DATA SUPPLIED Start Marker
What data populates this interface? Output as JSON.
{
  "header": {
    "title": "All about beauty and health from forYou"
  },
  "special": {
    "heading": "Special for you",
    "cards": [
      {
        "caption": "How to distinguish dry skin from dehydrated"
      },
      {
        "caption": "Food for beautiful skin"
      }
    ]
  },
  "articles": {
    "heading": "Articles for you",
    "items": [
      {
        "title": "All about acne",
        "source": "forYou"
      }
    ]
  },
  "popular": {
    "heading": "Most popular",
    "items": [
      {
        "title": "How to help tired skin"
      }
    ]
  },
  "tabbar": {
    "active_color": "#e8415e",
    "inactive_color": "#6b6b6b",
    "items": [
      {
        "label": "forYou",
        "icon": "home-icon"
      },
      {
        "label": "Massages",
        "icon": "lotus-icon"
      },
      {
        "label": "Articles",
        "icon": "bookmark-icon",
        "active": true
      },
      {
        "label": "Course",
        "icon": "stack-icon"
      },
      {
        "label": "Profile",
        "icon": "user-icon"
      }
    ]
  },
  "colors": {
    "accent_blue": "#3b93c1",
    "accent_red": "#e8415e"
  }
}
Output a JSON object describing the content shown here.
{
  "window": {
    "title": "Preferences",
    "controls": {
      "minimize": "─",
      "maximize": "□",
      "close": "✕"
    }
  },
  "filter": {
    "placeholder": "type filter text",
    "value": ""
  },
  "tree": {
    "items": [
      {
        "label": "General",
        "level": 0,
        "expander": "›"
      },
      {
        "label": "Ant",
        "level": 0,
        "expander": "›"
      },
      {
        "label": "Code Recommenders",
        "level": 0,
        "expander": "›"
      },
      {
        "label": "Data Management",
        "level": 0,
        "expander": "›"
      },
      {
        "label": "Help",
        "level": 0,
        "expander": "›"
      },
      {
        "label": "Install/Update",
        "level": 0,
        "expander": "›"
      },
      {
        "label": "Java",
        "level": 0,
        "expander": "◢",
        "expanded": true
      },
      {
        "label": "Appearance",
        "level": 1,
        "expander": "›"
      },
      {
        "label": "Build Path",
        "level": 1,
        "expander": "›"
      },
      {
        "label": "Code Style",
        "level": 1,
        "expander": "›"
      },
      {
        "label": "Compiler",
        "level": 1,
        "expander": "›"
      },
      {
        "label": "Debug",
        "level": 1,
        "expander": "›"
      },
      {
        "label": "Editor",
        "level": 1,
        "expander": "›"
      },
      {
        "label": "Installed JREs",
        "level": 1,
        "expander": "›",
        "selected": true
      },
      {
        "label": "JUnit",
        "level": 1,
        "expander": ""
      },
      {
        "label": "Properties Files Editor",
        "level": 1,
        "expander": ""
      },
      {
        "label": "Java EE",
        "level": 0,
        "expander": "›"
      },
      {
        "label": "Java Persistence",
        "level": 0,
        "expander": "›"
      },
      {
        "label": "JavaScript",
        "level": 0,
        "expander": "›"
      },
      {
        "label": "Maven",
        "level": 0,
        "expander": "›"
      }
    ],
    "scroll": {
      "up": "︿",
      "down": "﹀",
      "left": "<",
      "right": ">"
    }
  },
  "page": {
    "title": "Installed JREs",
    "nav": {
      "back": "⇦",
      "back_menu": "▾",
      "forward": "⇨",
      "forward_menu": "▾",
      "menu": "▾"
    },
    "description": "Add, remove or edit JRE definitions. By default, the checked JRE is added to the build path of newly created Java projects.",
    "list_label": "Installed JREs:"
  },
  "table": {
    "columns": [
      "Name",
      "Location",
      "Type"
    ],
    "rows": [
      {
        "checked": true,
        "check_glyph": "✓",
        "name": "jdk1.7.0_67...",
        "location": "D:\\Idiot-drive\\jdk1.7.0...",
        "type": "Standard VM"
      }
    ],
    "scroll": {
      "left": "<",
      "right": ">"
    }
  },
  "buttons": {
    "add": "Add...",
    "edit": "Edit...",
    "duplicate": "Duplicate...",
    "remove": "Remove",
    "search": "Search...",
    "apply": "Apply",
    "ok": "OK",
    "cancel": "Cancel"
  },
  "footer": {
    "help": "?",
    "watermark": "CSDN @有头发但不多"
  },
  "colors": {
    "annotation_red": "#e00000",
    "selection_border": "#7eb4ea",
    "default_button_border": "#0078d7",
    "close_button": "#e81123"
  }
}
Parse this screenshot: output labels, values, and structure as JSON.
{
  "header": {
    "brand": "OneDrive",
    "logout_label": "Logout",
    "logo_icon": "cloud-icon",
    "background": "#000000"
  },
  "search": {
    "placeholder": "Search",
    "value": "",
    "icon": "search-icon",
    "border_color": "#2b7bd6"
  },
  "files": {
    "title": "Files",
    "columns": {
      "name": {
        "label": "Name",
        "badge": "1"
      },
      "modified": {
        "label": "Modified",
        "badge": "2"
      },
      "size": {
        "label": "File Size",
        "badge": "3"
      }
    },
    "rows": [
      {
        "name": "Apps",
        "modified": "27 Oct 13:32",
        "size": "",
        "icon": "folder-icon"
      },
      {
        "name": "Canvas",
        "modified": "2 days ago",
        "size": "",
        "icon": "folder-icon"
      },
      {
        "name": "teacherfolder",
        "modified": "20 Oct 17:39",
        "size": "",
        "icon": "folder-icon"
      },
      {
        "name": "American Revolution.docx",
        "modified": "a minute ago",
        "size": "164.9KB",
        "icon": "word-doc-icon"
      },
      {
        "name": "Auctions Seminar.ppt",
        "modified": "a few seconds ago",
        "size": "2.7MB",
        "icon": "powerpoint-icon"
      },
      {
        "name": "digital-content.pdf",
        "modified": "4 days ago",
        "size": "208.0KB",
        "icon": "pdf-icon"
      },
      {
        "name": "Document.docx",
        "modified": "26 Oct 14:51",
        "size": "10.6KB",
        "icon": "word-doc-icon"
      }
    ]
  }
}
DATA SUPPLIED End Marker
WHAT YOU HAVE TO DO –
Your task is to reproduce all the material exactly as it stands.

REPLY –
What data populates this interface? Output as JSON.
{
  "header": {
    "title": "All about beauty and health from forYou"
  },
  "special": {
    "heading": "Special for you",
    "cards": [
      {
        "caption": "How to distinguish dry skin from dehydrated"
      },
      {
        "caption": "Food for beautiful skin"
      }
    ]
  },
  "articles": {
    "heading": "Articles for you",
    "items": [
      {
        "title": "All about acne",
        "source": "forYou"
      }
    ]
  },
  "popular": {
    "heading": "Most popular",
    "items": [
      {
        "title": "How to help tired skin"
      }
    ]
  },
  "tabbar": {
    "active_color": "#e8415e",
    "inactive_color": "#6b6b6b",
    "items": [
      {
        "label": "forYou",
        "icon": "home-icon"
      },
      {
        "label": "Massages",
        "icon": "lotus-icon"
      },
      {
        "label": "Articles",
        "icon": "bookmark-icon",
        "active": true
      },
      {
        "label": "Course",
        "icon": "stack-icon"
      },
      {
        "label": "Profile",
        "icon": "user-icon"
      }
    ]
  },
  "colors": {
    "accent_blue": "#3b93c1",
    "accent_red": "#e8415e"
  }
}
Output a JSON object describing the content shown here.
{
  "window": {
    "title": "Preferences",
    "controls": {
      "minimize": "─",
      "maximize": "□",
      "close": "✕"
    }
  },
  "filter": {
    "placeholder": "type filter text",
    "value": ""
  },
  "tree": {
    "items": [
      {
        "label": "General",
        "level": 0,
        "expander": "›"
      },
      {
        "label": "Ant",
        "level": 0,
        "expander": "›"
      },
      {
        "label": "Code Recommenders",
        "level": 0,
        "expander": "›"
      },
      {
        "label": "Data Management",
        "level": 0,
        "expander": "›"
      },
      {
        "label": "Help",
        "level": 0,
        "expander": "›"
      },
      {
        "label": "Install/Update",
        "level": 0,
        "expander": "›"
      },
      {
        "label": "Java",
        "level": 0,
        "expander": "◢",
        "expanded": true
      },
      {
        "label": "Appearance",
        "level": 1,
        "expander": "›"
      },
      {
        "label": "Build Path",
        "level": 1,
        "expander": "›"
      },
      {
        "label": "Code Style",
        "level": 1,
        "expander": "›"
      },
      {
        "label": "Compiler",
        "level": 1,
        "expander": "›"
      },
      {
        "label": "Debug",
        "level": 1,
        "expander": "›"
      },
      {
        "label": "Editor",
        "level": 1,
        "expander": "›"
      },
      {
        "label": "Installed JREs",
        "level": 1,
        "expander": "›",
        "selected": true
      },
      {
        "label": "JUnit",
        "level": 1,
        "expander": ""
      },
      {
        "label": "Properties Files Editor",
        "level": 1,
        "expander": ""
      },
      {
        "label": "Java EE",
        "level": 0,
        "expander": "›"
      },
      {
        "label": "Java Persistence",
        "level": 0,
        "expander": "›"
      },
      {
        "label": "JavaScript",
        "level": 0,
        "expander": "›"
      },
      {
        "label": "Maven",
        "level": 0,
        "expander": "›"
      }
    ],
    "scroll": {
      "up": "︿",
      "down": "﹀",
      "left": "<",
      "right": ">"
    }
  },
  "page": {
    "title": "Installed JREs",
    "nav": {
      "back": "⇦",
      "back_menu": "▾",
      "forward": "⇨",
      "forward_menu": "▾",
      "menu": "▾"
    },
    "description": "Add, remove or edit JRE definitions. By default, the checked JRE is added to the build path of newly created Java projects.",
    "list_label": "Installed JREs:"
  },
  "table": {
    "columns": [
      "Name",
      "Location",
      "Type"
    ],
    "rows": [
      {
        "checked": true,
        "check_glyph": "✓",
        "name": "jdk1.7.0_67...",
        "location": "D:\\Idiot-drive\\jdk1.7.0...",
        "type": "Standard VM"
      }
    ],
    "scroll": {
      "left": "<",
      "right": ">"
    }
  },
  "buttons": {
    "add": "Add...",
    "edit": "Edit...",
    "duplicate": "Duplicate...",
    "remove": "Remove",
    "search": "Search...",
    "apply": "Apply",
    "ok": "OK",
    "cancel": "Cancel"
  },
  "footer": {
    "help": "?",
    "watermark": "CSDN @有头发但不多"
  },
  "colors": {
    "annotation_red": "#e00000",
    "selection_border": "#7eb4ea",
    "default_button_border": "#0078d7",
    "close_button": "#e81123"
  }
}
Parse this screenshot: output labels, values, and structure as JSON.
{
  "header": {
    "brand": "OneDrive",
    "logout_label": "Logout",
    "logo_icon": "cloud-icon",
    "background": "#000000"
  },
  "search": {
    "placeholder": "Search",
    "value": "",
    "icon": "search-icon",
    "border_color": "#2b7bd6"
  },
  "files": {
    "title": "Files",
    "columns": {
      "name": {
        "label": "Name",
        "badge": "1"
      },
      "modified": {
        "label": "Modified",
        "badge": "2"
      },
      "size": {
        "label": "File Size",
        "badge": "3"
      }
    },
    "rows": [
      {
        "name": "Apps",
        "modified": "27 Oct 13:32",
        "size": "",
        "icon": "folder-icon"
      },
      {
        "name": "Canvas",
        "modified": "2 days ago",
        "size": "",
        "icon": "folder-icon"
      },
      {
        "name": "teacherfolder",
        "modified": "20 Oct 17:39",
        "size": "",
        "icon": "folder-icon"
      },
      {
        "name": "American Revolution.docx",
        "modified": "a minute ago",
        "size": "164.9KB",
        "icon": "word-doc-icon"
      },
      {
        "name": "Auctions Seminar.ppt",
        "modified": "a few seconds ago",
        "size": "2.7MB",
        "icon": "powerpoint-icon"
      },
      {
        "name": "digital-content.pdf",
        "modified": "4 days ago",
        "size": "208.0KB",
        "icon": "pdf-icon"
      },
      {
        "name": "Document.docx",
        "modified": "26 Oct 14:51",
        "size": "10.6KB",
        "icon": "word-doc-icon"
      }
    ]
  }
}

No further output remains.